Here are the home and away designation for Cal’s schedule:
— Dec. 30-Jan. 3: Colorado and Utah
— Jan. 6-10: at Oregon and Oregon State
— Jan. 13-17: at Stanford
— Jan. 20-24: Arizona State and Arizona
— Jan. 27-31: at Colorado and Utah
— Feb. 3-7: Stanford
— Feb. 10-14: Oregon and Oregon State
— Feb. 17-21: at Washington and Washington State
— Feb. 24-28: UCLA and USC
— March 2-6: at Arizona and Arizona State
Nick Kerr, the oldest of Warriors coach Steve Kerr’s three children, will join the Cal basketball team next season as a walk-on player, according to a source.
Nick Kerr, who played as a redshirt junior last season at the University of San Diego, has been accepted into the School of Public Health graduate program at Cal.
Cal has made no announcement on Kerr’s intentions, unable to comment until Kerr enrolls in classes. Because he has graduated from USD, Kerr would be immediately eligible to play next season for the Bears.
After announcing he was leaving USD in April, Nick Kerr told the San Diego Union-Tribune he wants to be closer to his father.
“My dad’s coaching the Warriors and I’m trying to become a coach,” Kerr said at the time. “I want to learn from him. I think being around (the Warriors’) practice would be the best thing for me to figure out what he’s doing.”
The 22-year-old will be reunited at Cal with sister Maddy Kerr, who was a sophomore on the Bears’ volleyball team last fall.
Nick Kerr played in just six games last season for the Toreros, scoring nine points. He scored a career-high 12 points – on 4-for-6 shooting from the 3-point arc – against Pacific during the 2013-14 season.
A 6-foot-3 guard, Kerr was a two-time all-league player at Torrey Pines High in San Diego, averaging 15.1 points as a senior, 19.5 as a junior.
Five years ago, Theo Robertson was part of Cal’s first conference basketball title in 50 years ago.
In a couple weeks, he hopes to share in the Warriors’ first NBA crown in 40 seasons.
“It’s been amazing,” said Robertson, who serves as a video intern for the Warriors. “To be at this level is a dream come true. And to have a part in what we’re doing here has been just a phenomenal experience, one that I couldn’t have imagined.
“Hopefully, we can continue this thing and really do something special here the next couple weeks.”
Robertson, 28, is a Bay Area native, so you can imagine his excitement as the NBA Finals approach. He played at De La Salle High, then averaged 14.2 points as a senior in 2010 when Cal ended a championship drought that extended back to coach Pete Newell in 1960.
He landed an administrative fellowship with the Pac-12 office after graduation, and thought he was on track to someday becoming an athletic director or conference commissioner.

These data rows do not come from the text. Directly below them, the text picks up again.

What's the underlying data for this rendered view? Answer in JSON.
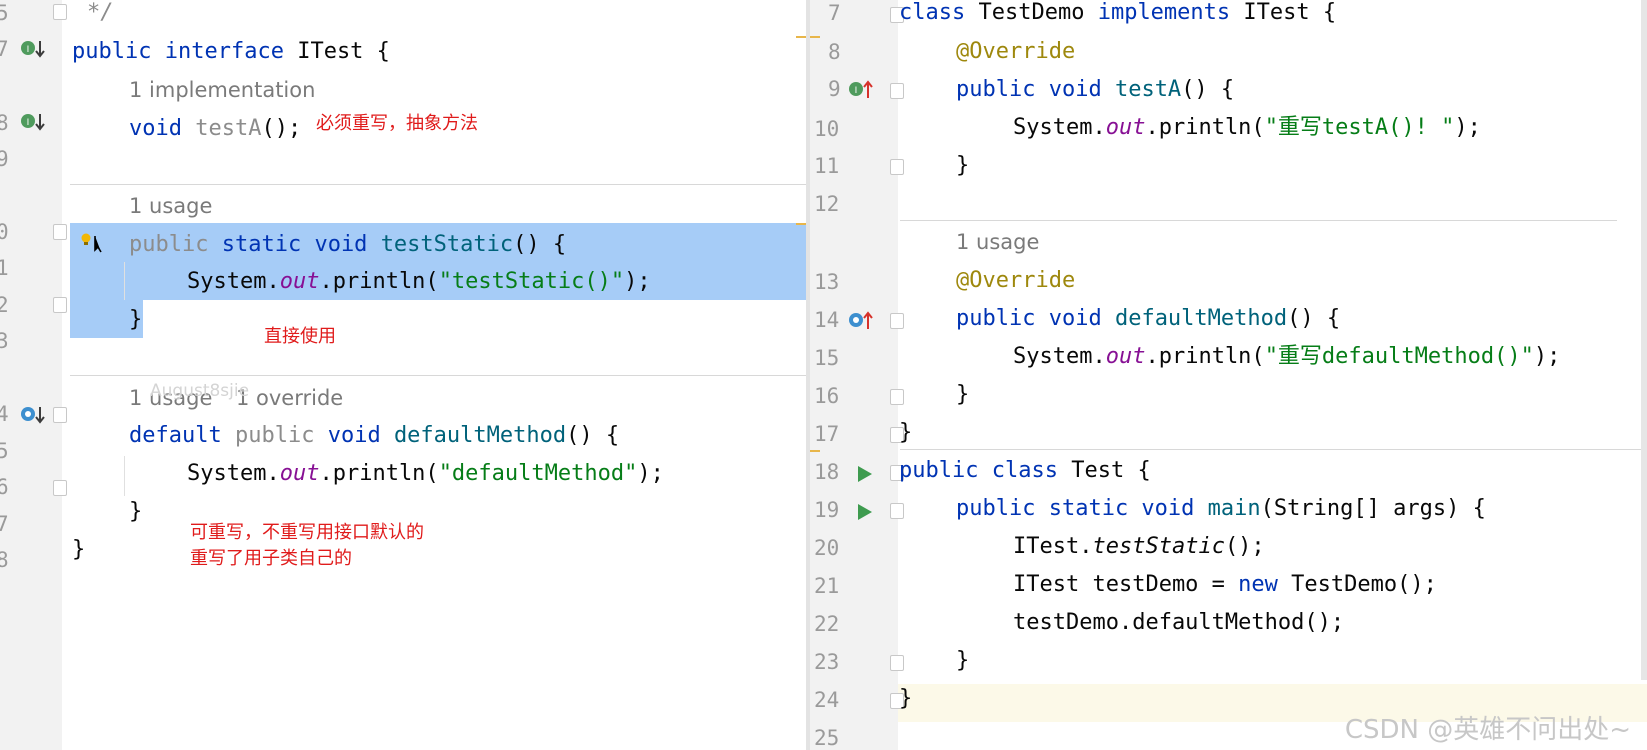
{
  "left": {
    "line_numbers": [
      "5",
      "7",
      "",
      "8",
      "9",
      "",
      "0",
      "1",
      "2",
      "3",
      "",
      "4",
      "5",
      "6",
      "7",
      "8"
    ],
    "code": {
      "comment": "*/",
      "iface_public": "public",
      "iface_interface": "interface",
      "iface_name": "ITest {",
      "hint_impl": "1 implementation",
      "testA_void": "void",
      "testA_name": "testA",
      "testA_rest": "();",
      "hint_usage1": "1 usage",
      "static_public": "public",
      "static_kw": "static void",
      "static_name": "testStatic",
      "static_rest": "() {",
      "sysout1_a": "System.",
      "sysout1_out": "out",
      "sysout1_b": ".println(",
      "sysout1_str": "\"testStatic()\"",
      "sysout1_c": ");",
      "close1": "}",
      "hint_usage2": "1 usage",
      "hint_override": "1 override",
      "default_kw": "default",
      "default_public": "public",
      "default_void": "void",
      "default_name": "defaultMethod",
      "default_rest": "() {",
      "sysout2_a": "System.",
      "sysout2_out": "out",
      "sysout2_b": ".println(",
      "sysout2_str": "\"defaultMethod\"",
      "sysout2_c": ");",
      "close2": "}",
      "close3": "}"
    },
    "notes": {
      "abstract": "必须重写，抽象方法",
      "direct_use": "直接使用",
      "overridable": "可重写，不重写用接口默认的\n重写了用子类自己的"
    },
    "author_tag": "August8sjie"
  },
  "right": {
    "line_numbers": [
      "7",
      "8",
      "9",
      "10",
      "11",
      "12",
      "",
      "13",
      "14",
      "15",
      "16",
      "17",
      "18",
      "19",
      "20",
      "21",
      "22",
      "23",
      "24",
      "25"
    ],
    "code": {
      "class_kw": "class",
      "class_name": "TestDemo",
      "implements_kw": "implements",
      "iface": "ITest {",
      "override1": "@Override",
      "testA_public": "public void",
      "testA_name": "testA",
      "testA_rest": "() {",
      "println1_a": "System.",
      "println1_out": "out",
      "println1_b": ".println(",
      "println1_str": "\"重写testA()! \"",
      "println1_c": ");",
      "close1": "}",
      "hint_usage": "1 usage",
      "override2": "@Override",
      "dm_public": "public void",
      "dm_name": "defaultMethod",
      "dm_rest": "() {",
      "println2_a": "System.",
      "println2_out": "out",
      "println2_b": ".println(",
      "println2_str": "\"重写defaultMethod()\"",
      "println2_c": ");",
      "close2": "}",
      "close3": "}",
      "test_public": "public",
      "test_class": "class",
      "test_name": "Test {",
      "main_kw": "public static void",
      "main_name": "main",
      "main_rest": "(String[] args) {",
      "call_static_a": "ITest.",
      "call_static_b": "testStatic",
      "call_static_c": "();",
      "new_a": "ITest testDemo = ",
      "new_kw": "new",
      "new_b": " TestDemo();",
      "call_default": "testDemo.defaultMethod();",
      "close4": "}",
      "close5": "}"
    }
  },
  "watermark": "CSDN @英雄不问出处~",
  "colors": {
    "keyword": "#0033b3",
    "string": "#067d17",
    "function": "#00627a",
    "field": "#871094",
    "annotation": "#9e880d",
    "selection": "#a6ccf7",
    "note": "#e01b1b"
  },
  "icons": [
    "implemented-down-arrow-icon",
    "override-up-arrow-icon",
    "run-icon",
    "bulb-icon",
    "fold-icon"
  ]
}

Then Robertson returned to Cal to work two seasons as then-coach Mike Montgomery’s director of basketball operations, and he was hooked. He quickly knew coaching was his calling. “This is something I’m fully committed to,” he said.
His job with Golden State involves splicing together videotape of opposing teams so the coaching staff can prep for each game. It’s long hours – spent working at the Warriors’ facility and at home – but Robertson believes it’s the perfect introduction to the pro game.
“It’s really a job I wanted to do coming into the league,” he said. “I think it’s the best way to get an understanding of the NBA game and coaches’ philosophies.”
The sports apparel company Mitchell & Ness, on behalf of ESPN.com, has compiled a list of the best NBA players to wear each uniform number.
For instance, Oscar Robertson was named the top player to wear No. 1 (and No. 14), Bill Russell won at No. 6 (over LeBron Jones) and Pete Maravich was tabbed for No. 7.
How many former Cal players made the list?
Jason Kidd, right?
Nope. Kidd wore No. 2 (Moses Malone), No. 5 (Kevin Garnett) and No. 32 (Magic Johnson). He certainly wasn’t going to beat out Magic, but you could make an argument he was just as deserving at Garnett.